[Page and application data records]
=-=-=

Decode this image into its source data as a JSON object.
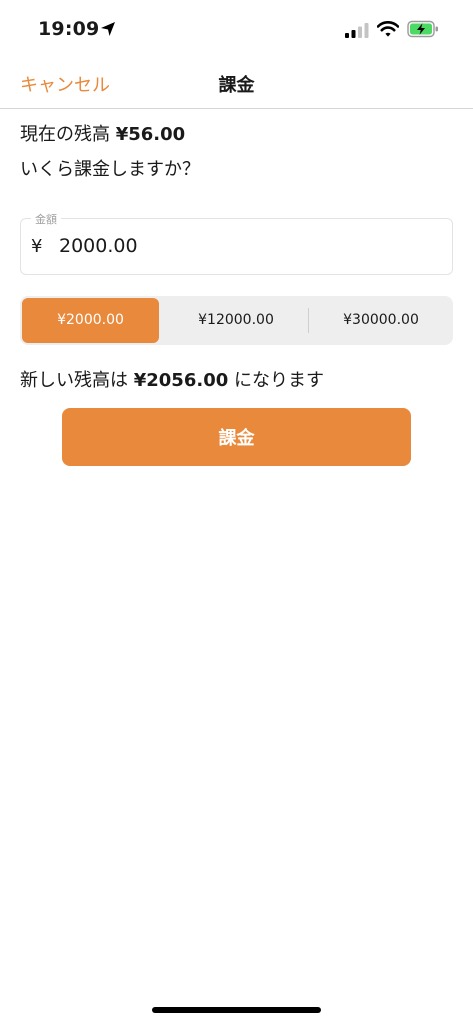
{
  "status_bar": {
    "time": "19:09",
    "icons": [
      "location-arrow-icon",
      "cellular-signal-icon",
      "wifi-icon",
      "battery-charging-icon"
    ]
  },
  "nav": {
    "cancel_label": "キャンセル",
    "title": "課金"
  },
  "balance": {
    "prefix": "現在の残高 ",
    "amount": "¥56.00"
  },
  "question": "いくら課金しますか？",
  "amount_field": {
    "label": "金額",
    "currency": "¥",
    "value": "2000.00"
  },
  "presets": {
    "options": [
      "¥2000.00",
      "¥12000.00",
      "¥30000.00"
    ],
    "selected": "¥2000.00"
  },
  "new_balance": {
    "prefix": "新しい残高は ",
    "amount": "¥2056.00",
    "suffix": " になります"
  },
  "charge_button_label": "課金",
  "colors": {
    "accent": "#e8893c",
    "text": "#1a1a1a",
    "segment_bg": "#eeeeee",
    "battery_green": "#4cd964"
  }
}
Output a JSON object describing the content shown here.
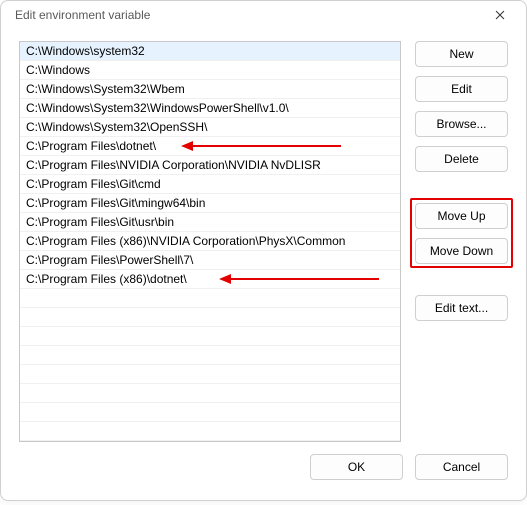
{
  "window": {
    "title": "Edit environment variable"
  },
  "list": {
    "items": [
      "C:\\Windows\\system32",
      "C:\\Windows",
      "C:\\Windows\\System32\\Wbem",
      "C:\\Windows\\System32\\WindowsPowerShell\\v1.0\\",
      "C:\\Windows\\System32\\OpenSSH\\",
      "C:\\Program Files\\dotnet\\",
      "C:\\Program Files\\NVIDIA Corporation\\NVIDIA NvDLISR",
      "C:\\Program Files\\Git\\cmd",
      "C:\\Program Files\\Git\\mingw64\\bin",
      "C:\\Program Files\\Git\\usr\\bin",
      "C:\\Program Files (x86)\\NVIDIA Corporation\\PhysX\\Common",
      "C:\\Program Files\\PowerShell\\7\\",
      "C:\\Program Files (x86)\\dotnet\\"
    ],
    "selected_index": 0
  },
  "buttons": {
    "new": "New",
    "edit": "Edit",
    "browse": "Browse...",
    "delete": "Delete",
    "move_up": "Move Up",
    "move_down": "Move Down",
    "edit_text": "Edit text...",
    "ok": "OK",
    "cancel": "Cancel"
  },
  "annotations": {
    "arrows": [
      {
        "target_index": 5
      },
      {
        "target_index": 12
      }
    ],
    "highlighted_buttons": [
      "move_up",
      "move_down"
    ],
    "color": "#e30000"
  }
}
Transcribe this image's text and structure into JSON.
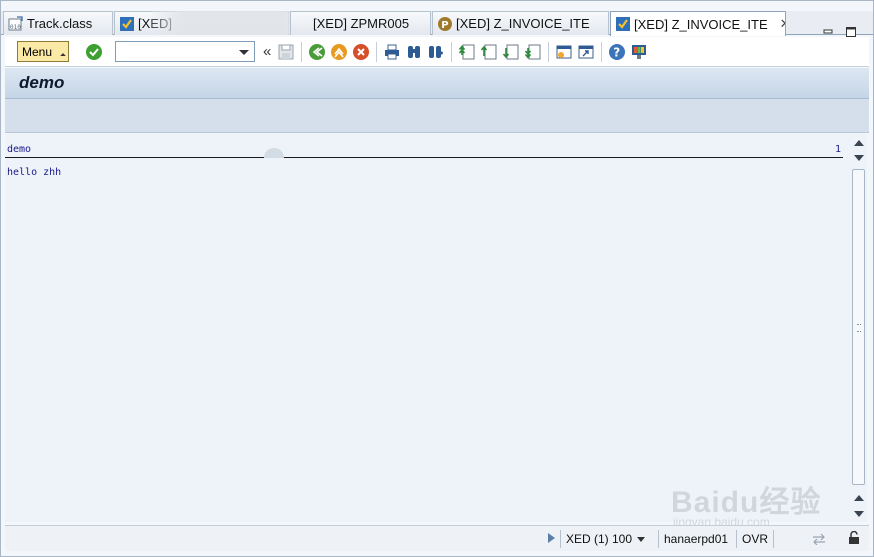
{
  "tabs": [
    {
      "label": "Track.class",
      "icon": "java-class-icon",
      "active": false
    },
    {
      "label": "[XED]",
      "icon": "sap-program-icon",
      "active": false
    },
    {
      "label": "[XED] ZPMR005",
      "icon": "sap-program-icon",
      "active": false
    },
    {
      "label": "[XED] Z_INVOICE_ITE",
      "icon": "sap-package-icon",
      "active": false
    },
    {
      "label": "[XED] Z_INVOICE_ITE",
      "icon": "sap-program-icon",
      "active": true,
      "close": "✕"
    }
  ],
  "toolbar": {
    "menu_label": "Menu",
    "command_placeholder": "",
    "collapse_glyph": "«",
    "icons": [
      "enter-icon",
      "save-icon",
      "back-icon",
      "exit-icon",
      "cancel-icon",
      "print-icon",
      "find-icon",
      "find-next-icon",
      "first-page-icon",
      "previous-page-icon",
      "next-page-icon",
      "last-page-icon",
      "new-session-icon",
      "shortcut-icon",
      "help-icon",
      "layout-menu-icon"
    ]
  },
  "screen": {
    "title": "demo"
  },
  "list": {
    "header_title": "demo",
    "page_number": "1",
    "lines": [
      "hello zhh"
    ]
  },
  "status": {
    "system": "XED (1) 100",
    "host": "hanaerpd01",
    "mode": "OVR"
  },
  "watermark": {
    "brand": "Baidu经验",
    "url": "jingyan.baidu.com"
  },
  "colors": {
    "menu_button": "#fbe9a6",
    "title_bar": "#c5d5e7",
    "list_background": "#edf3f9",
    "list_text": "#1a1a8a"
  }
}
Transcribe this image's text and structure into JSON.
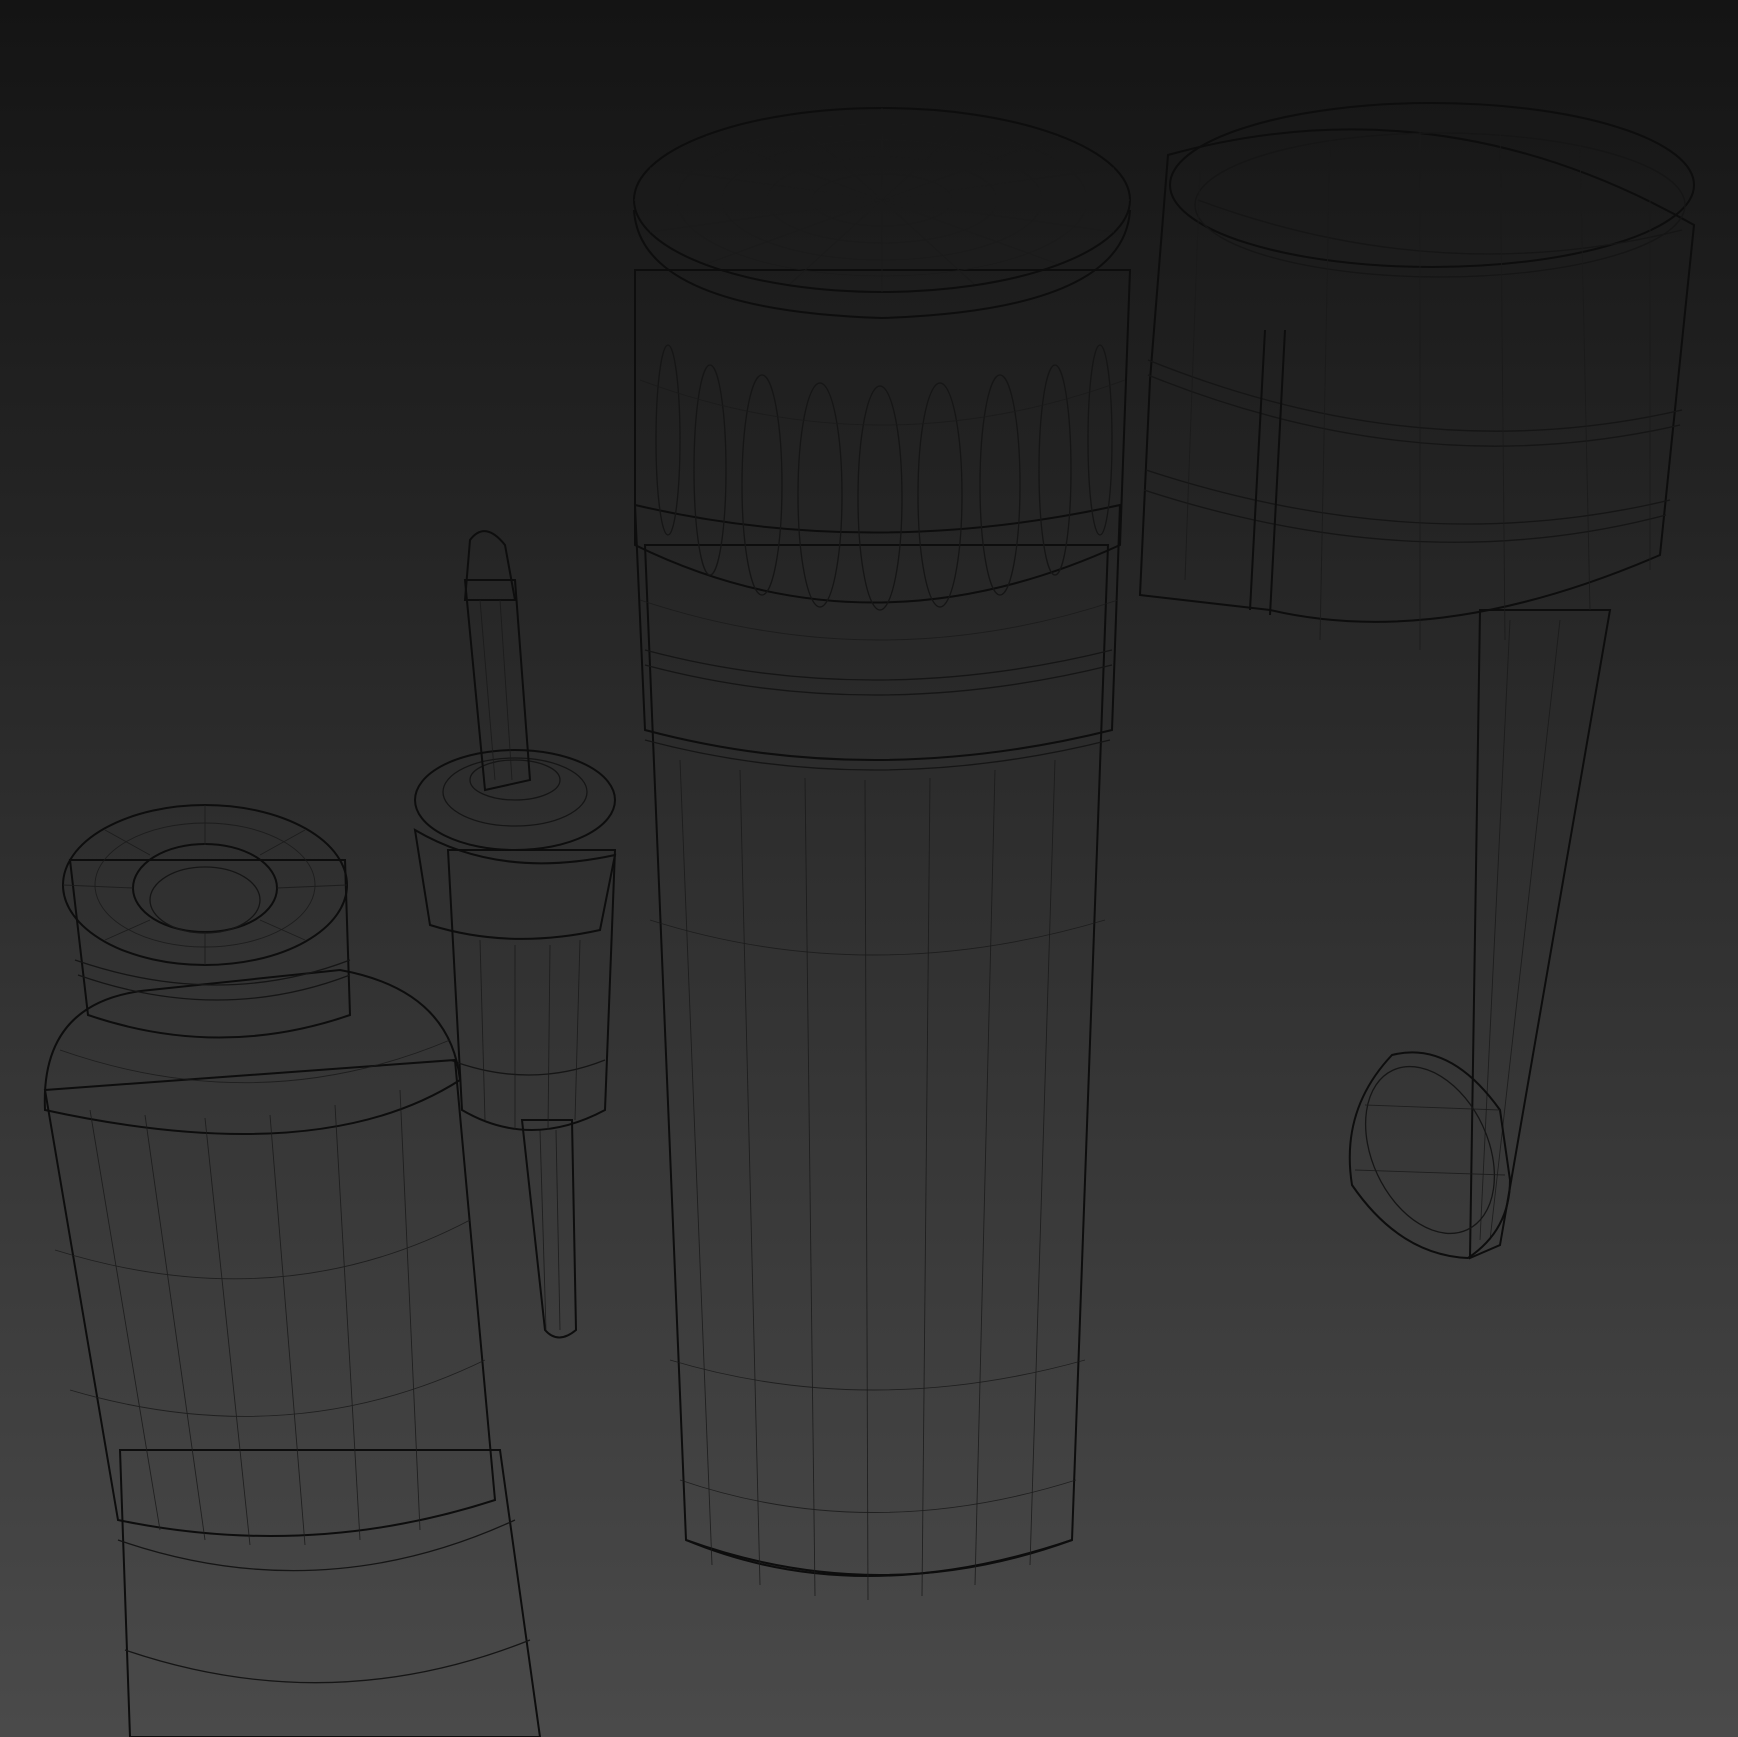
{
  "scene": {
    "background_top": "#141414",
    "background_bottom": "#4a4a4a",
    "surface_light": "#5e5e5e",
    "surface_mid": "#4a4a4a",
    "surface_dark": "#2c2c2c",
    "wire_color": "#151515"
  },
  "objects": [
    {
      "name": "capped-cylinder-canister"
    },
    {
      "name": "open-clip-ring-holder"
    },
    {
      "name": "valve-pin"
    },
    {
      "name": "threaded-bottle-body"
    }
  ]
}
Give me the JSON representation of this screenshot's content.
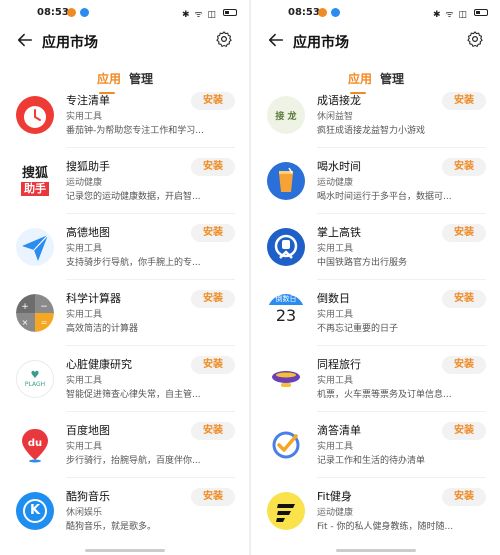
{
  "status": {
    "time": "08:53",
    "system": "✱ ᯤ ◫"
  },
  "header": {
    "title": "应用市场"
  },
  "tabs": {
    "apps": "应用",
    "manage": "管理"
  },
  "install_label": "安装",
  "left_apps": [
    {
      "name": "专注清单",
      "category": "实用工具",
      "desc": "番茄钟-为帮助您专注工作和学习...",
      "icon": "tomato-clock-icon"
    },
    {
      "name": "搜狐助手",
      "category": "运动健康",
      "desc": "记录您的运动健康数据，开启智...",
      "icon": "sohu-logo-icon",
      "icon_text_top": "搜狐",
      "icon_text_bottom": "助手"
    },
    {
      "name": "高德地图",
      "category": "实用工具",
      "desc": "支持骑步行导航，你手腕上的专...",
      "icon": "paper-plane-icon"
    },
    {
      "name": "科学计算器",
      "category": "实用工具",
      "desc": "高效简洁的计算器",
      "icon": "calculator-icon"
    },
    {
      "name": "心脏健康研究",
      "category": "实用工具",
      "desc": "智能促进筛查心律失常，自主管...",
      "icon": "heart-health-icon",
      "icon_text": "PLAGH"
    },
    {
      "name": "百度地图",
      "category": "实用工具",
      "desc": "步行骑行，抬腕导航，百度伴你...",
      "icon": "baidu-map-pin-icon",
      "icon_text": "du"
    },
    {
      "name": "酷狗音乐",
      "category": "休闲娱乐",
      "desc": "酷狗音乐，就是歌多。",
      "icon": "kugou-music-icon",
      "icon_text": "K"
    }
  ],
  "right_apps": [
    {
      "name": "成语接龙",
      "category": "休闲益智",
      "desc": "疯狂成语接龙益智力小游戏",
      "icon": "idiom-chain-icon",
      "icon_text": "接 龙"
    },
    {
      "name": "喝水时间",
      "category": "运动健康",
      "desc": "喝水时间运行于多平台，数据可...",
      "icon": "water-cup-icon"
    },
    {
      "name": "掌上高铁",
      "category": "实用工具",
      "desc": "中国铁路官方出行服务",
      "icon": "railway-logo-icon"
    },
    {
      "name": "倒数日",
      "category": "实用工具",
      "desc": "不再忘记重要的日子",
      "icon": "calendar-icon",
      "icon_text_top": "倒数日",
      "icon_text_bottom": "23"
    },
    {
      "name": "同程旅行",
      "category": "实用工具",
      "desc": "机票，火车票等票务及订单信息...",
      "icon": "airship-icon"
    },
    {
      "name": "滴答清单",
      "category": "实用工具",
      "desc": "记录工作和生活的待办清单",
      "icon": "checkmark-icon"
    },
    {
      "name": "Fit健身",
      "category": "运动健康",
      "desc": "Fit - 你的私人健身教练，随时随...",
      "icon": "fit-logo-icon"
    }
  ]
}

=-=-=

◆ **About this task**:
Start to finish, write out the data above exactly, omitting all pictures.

◆ **Response**:
Decode this image into its source data as a JSON object.
{
  "status_bar": {
    "time": "19:09",
    "icons": [
      "location-arrow-icon",
      "cellular-signal-icon",
      "wifi-icon",
      "battery-charging-icon"
    ]
  },
  "nav": {
    "cancel_label": "キャンセル",
    "title": "課金"
  },
  "balance": {
    "prefix": "現在の残高 ",
    "amount": "¥56.00"
  },
  "question": "いくら課金しますか？",
  "amount_field": {
    "label": "金額",
    "currency": "¥",
    "value": "2000.00"
  },
  "presets": {
    "options": [
      "¥2000.00",
      "¥12000.00",
      "¥30000.00"
    ],
    "selected": "¥2000.00"
  },
  "new_balance": {
    "prefix": "新しい残高は ",
    "amount": "¥2056.00",
    "suffix": " になります"
  },
  "charge_button_label": "課金",
  "colors": {
    "accent": "#e8893c",
    "text": "#1a1a1a",
    "segment_bg": "#eeeeee",
    "battery_green": "#4cd964"
  }
}
Output a JSON object describing the content shown here.
{
  "window": {
    "title": "Edit environment variable"
  },
  "list": {
    "items": [
      "C:\\Windows\\system32",
      "C:\\Windows",
      "C:\\Windows\\System32\\Wbem",
      "C:\\Windows\\System32\\WindowsPowerShell\\v1.0\\",
      "C:\\Windows\\System32\\OpenSSH\\",
      "C:\\Program Files\\dotnet\\",
      "C:\\Program Files\\NVIDIA Corporation\\NVIDIA NvDLISR",
      "C:\\Program Files\\Git\\cmd",
      "C:\\Program Files\\Git\\mingw64\\bin",
      "C:\\Program Files\\Git\\usr\\bin",
      "C:\\Program Files (x86)\\NVIDIA Corporation\\PhysX\\Common",
      "C:\\Program Files\\PowerShell\\7\\",
      "C:\\Program Files (x86)\\dotnet\\"
    ],
    "selected_index": 0
  },
  "buttons": {
    "new": "New",
    "edit": "Edit",
    "browse": "Browse...",
    "delete": "Delete",
    "move_up": "Move Up",
    "move_down": "Move Down",
    "edit_text": "Edit text...",
    "ok": "OK",
    "cancel": "Cancel"
  },
  "annotations": {
    "arrows": [
      {
        "target_index": 5
      },
      {
        "target_index": 12
      }
    ],
    "highlighted_buttons": [
      "move_up",
      "move_down"
    ],
    "color": "#e30000"
  }
}
Transcribe this image's text and structure into JSON.
{
  "tabs": [
    {
      "label": "Track.class",
      "icon": "java-class-icon",
      "active": false
    },
    {
      "label": "[XED]",
      "icon": "sap-program-icon",
      "active": false
    },
    {
      "label": "[XED] ZPMR005",
      "icon": "sap-program-icon",
      "active": false
    },
    {
      "label": "[XED] Z_INVOICE_ITE",
      "icon": "sap-package-icon",
      "active": false
    },
    {
      "label": "[XED] Z_INVOICE_ITE",
      "icon": "sap-program-icon",
      "active": true,
      "close": "✕"
    }
  ],
  "toolbar": {
    "menu_label": "Menu",
    "command_placeholder": "",
    "collapse_glyph": "«",
    "icons": [
      "enter-icon",
      "save-icon",
      "back-icon",
      "exit-icon",
      "cancel-icon",
      "print-icon",
      "find-icon",
      "find-next-icon",
      "first-page-icon",
      "previous-page-icon",
      "next-page-icon",
      "last-page-icon",
      "new-session-icon",
      "shortcut-icon",
      "help-icon",
      "layout-menu-icon"
    ]
  },
  "screen": {
    "title": "demo"
  },
  "list": {
    "header_title": "demo",
    "page_number": "1",
    "lines": [
      "hello zhh"
    ]
  },
  "status": {
    "system": "XED (1) 100",
    "host": "hanaerpd01",
    "mode": "OVR"
  },
  "watermark": {
    "brand": "Baidu经验",
    "url": "jingyan.baidu.com"
  },
  "colors": {
    "menu_button": "#fbe9a6",
    "title_bar": "#c5d5e7",
    "list_background": "#edf3f9",
    "list_text": "#1a1a8a"
  }
}
Transcribe this image's text and structure into JSON.
{
  "scene": {
    "background_top": "#141414",
    "background_bottom": "#4a4a4a",
    "surface_light": "#5e5e5e",
    "surface_mid": "#4a4a4a",
    "surface_dark": "#2c2c2c",
    "wire_color": "#151515"
  },
  "objects": [
    {
      "name": "capped-cylinder-canister"
    },
    {
      "name": "open-clip-ring-holder"
    },
    {
      "name": "valve-pin"
    },
    {
      "name": "threaded-bottle-body"
    }
  ]
}
Give me the JSON representation of this screenshot's content.
{
  "status": {
    "time": "08:53",
    "system": "✱ ᯤ ◫"
  },
  "header": {
    "title": "应用市场"
  },
  "tabs": {
    "apps": "应用",
    "manage": "管理"
  },
  "install_label": "安装",
  "left_apps": [
    {
      "name": "专注清单",
      "category": "实用工具",
      "desc": "番茄钟-为帮助您专注工作和学习...",
      "icon": "tomato-clock-icon"
    },
    {
      "name": "搜狐助手",
      "category": "运动健康",
      "desc": "记录您的运动健康数据，开启智...",
      "icon": "sohu-logo-icon",
      "icon_text_top": "搜狐",
      "icon_text_bottom": "助手"
    },
    {
      "name": "高德地图",
      "category": "实用工具",
      "desc": "支持骑步行导航，你手腕上的专...",
      "icon": "paper-plane-icon"
    },
    {
      "name": "科学计算器",
      "category": "实用工具",
      "desc": "高效简洁的计算器",
      "icon": "calculator-icon"
    },
    {
      "name": "心脏健康研究",
      "category": "实用工具",
      "desc": "智能促进筛查心律失常，自主管...",
      "icon": "heart-health-icon",
      "icon_text": "PLAGH"
    },
    {
      "name": "百度地图",
      "category": "实用工具",
      "desc": "步行骑行，抬腕导航，百度伴你...",
      "icon": "baidu-map-pin-icon",
      "icon_text": "du"
    },
    {
      "name": "酷狗音乐",
      "category": "休闲娱乐",
      "desc": "酷狗音乐，就是歌多。",
      "icon": "kugou-music-icon",
      "icon_text": "K"
    }
  ],
  "right_apps": [
    {
      "name": "成语接龙",
      "category": "休闲益智",
      "desc": "疯狂成语接龙益智力小游戏",
      "icon": "idiom-chain-icon",
      "icon_text": "接 龙"
    },
    {
      "name": "喝水时间",
      "category": "运动健康",
      "desc": "喝水时间运行于多平台，数据可...",
      "icon": "water-cup-icon"
    },
    {
      "name": "掌上高铁",
      "category": "实用工具",
      "desc": "中国铁路官方出行服务",
      "icon": "railway-logo-icon"
    },
    {
      "name": "倒数日",
      "category": "实用工具",
      "desc": "不再忘记重要的日子",
      "icon": "calendar-icon",
      "icon_text_top": "倒数日",
      "icon_text_bottom": "23"
    },
    {
      "name": "同程旅行",
      "category": "实用工具",
      "desc": "机票，火车票等票务及订单信息...",
      "icon": "airship-icon"
    },
    {
      "name": "滴答清单",
      "category": "实用工具",
      "desc": "记录工作和生活的待办清单",
      "icon": "checkmark-icon"
    },
    {
      "name": "Fit健身",
      "category": "运动健康",
      "desc": "Fit - 你的私人健身教练，随时随...",
      "icon": "fit-logo-icon"
    }
  ]
}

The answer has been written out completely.